> [RECORD SET]
════════
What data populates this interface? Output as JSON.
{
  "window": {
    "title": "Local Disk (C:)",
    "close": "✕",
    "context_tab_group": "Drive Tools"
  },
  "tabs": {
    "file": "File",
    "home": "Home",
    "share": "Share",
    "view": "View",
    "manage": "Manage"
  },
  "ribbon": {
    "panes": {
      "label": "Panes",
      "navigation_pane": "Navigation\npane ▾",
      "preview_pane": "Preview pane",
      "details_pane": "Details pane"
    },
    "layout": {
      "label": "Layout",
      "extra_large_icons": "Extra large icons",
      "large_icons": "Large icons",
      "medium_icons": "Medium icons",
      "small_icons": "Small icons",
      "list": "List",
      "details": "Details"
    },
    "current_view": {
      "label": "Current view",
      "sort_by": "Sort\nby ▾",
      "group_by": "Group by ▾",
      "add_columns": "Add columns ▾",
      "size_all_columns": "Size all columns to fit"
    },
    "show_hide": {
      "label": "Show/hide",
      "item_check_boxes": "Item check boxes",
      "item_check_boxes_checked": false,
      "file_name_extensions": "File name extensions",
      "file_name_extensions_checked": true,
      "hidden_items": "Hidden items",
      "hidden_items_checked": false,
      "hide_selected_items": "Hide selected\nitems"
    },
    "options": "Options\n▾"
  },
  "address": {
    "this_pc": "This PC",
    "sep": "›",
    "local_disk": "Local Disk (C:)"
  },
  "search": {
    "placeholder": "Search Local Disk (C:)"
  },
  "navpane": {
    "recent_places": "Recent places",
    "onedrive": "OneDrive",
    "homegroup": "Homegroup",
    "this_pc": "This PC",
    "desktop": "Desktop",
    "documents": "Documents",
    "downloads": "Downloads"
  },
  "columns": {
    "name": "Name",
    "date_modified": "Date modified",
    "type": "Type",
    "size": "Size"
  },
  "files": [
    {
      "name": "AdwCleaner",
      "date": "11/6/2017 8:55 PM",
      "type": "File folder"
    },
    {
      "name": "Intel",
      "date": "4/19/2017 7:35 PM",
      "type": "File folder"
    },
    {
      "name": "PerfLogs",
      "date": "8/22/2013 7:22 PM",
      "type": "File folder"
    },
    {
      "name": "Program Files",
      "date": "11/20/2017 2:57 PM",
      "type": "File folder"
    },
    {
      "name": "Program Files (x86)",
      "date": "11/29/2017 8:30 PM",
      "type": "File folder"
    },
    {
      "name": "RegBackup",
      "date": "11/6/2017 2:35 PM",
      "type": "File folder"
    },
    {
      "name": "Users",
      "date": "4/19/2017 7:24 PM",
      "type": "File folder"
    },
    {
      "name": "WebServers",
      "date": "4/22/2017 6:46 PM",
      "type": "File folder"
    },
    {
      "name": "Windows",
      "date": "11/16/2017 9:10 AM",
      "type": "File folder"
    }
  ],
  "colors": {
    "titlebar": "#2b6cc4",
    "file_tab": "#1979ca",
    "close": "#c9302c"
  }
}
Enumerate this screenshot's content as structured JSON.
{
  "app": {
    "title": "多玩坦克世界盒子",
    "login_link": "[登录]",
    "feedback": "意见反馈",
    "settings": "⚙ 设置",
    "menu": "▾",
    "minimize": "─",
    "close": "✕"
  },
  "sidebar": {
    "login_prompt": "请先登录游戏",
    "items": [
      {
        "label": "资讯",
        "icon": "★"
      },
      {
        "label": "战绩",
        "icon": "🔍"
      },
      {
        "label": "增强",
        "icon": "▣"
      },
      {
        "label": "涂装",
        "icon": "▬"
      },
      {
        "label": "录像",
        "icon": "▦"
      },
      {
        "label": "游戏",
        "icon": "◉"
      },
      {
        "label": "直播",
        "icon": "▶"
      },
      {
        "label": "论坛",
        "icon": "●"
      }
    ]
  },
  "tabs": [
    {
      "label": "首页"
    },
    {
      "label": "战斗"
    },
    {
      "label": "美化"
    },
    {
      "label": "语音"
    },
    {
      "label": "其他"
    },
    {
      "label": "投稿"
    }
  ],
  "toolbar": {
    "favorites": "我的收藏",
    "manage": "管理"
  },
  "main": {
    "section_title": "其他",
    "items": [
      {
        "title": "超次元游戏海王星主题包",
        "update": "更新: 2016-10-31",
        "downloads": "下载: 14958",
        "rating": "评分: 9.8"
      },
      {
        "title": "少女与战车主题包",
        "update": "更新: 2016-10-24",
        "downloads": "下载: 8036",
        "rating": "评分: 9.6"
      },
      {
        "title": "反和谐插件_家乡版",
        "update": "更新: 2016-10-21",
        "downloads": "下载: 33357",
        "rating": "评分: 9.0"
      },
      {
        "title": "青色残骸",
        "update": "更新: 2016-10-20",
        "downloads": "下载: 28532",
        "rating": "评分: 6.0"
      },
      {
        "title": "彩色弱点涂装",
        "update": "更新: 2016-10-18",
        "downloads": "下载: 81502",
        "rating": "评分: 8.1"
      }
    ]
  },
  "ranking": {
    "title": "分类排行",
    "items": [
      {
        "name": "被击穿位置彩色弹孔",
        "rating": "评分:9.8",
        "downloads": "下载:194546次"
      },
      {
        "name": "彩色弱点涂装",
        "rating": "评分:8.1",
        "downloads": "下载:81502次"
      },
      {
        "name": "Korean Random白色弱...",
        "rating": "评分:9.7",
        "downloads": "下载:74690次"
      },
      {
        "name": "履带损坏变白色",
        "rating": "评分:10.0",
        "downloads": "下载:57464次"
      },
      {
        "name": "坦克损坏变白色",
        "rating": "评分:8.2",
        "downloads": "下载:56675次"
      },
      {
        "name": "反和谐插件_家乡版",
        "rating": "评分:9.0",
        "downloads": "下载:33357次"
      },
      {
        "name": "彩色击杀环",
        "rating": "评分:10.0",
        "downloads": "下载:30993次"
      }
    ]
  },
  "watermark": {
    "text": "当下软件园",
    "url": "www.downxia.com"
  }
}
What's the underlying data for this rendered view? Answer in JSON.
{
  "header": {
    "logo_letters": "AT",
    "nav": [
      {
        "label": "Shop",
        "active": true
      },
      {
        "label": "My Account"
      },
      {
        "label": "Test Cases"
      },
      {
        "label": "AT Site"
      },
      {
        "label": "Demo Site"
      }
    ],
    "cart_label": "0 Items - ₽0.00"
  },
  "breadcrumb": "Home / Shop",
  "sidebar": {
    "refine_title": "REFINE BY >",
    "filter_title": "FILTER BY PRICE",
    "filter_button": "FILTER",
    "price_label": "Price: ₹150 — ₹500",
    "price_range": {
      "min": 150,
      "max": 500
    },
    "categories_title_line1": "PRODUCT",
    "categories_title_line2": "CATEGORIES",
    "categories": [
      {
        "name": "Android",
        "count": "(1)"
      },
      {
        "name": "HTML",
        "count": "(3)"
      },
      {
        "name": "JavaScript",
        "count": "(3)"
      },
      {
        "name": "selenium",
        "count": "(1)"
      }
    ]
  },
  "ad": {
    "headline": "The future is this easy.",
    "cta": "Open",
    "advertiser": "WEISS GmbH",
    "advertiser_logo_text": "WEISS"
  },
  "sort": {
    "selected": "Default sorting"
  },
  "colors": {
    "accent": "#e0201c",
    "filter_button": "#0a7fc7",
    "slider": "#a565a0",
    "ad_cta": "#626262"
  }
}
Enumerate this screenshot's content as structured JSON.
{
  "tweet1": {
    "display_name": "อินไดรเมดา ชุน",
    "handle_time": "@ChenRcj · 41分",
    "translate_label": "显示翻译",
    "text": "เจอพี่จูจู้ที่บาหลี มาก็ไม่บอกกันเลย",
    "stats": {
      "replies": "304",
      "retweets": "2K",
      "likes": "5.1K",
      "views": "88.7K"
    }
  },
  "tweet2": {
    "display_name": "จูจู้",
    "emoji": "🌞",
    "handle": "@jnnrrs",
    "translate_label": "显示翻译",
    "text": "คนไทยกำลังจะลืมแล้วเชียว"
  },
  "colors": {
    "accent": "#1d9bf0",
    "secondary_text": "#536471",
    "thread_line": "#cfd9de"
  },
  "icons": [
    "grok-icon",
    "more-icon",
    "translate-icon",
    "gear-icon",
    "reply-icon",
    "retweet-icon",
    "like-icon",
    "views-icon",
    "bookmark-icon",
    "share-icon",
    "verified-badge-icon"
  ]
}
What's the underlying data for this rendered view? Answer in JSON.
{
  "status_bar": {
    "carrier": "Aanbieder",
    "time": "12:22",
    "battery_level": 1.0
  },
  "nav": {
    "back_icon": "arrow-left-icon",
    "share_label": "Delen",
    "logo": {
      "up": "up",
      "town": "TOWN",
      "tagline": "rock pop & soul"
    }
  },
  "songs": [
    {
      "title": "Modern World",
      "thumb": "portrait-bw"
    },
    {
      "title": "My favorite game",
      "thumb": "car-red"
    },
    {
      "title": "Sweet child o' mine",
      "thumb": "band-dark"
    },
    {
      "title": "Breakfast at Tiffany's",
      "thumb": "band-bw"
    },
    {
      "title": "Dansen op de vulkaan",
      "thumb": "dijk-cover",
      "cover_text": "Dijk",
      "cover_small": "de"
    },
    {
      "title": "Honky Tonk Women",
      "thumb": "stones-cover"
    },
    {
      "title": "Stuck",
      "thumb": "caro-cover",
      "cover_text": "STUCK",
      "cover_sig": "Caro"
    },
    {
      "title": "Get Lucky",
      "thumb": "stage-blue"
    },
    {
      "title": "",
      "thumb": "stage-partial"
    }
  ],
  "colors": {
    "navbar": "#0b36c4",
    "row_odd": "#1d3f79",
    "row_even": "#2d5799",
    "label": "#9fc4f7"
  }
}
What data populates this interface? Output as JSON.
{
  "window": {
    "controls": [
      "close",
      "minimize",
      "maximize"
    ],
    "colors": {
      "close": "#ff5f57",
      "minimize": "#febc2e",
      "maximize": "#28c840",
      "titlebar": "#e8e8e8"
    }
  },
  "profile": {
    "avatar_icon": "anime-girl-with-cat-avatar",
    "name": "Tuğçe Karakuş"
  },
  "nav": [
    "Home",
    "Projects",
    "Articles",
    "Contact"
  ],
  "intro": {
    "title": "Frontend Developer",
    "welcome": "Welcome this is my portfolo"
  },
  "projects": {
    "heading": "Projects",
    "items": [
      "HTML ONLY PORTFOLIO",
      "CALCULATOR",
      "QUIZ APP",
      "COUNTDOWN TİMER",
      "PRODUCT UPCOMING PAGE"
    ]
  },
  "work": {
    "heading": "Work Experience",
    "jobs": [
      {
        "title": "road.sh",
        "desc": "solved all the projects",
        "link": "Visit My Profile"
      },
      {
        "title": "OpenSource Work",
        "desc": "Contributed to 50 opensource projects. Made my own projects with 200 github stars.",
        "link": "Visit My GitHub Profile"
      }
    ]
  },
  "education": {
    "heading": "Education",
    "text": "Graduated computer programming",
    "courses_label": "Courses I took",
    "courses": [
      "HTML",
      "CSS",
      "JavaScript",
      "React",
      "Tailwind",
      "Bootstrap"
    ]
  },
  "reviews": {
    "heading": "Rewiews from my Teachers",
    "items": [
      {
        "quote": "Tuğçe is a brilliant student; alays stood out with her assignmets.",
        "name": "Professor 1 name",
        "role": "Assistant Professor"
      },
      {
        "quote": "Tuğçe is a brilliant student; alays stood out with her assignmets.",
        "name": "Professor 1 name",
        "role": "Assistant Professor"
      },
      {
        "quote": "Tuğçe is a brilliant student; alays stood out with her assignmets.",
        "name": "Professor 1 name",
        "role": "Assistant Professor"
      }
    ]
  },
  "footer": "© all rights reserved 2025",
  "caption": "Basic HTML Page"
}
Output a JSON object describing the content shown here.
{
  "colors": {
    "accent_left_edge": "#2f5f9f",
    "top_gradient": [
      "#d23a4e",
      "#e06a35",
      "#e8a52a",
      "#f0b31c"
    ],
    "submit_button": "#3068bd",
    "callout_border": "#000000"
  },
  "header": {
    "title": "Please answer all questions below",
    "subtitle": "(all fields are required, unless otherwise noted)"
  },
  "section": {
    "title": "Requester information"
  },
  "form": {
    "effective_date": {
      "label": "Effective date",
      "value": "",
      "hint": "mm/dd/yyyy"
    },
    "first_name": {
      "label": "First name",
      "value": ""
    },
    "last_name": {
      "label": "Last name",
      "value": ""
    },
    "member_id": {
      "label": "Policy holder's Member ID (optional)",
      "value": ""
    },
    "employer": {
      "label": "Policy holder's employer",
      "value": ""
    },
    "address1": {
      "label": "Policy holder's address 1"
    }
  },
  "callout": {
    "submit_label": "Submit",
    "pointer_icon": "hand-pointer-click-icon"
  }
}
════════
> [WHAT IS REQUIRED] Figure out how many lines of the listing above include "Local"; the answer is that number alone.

> [RESULT FOR THIS EXERCISE] 3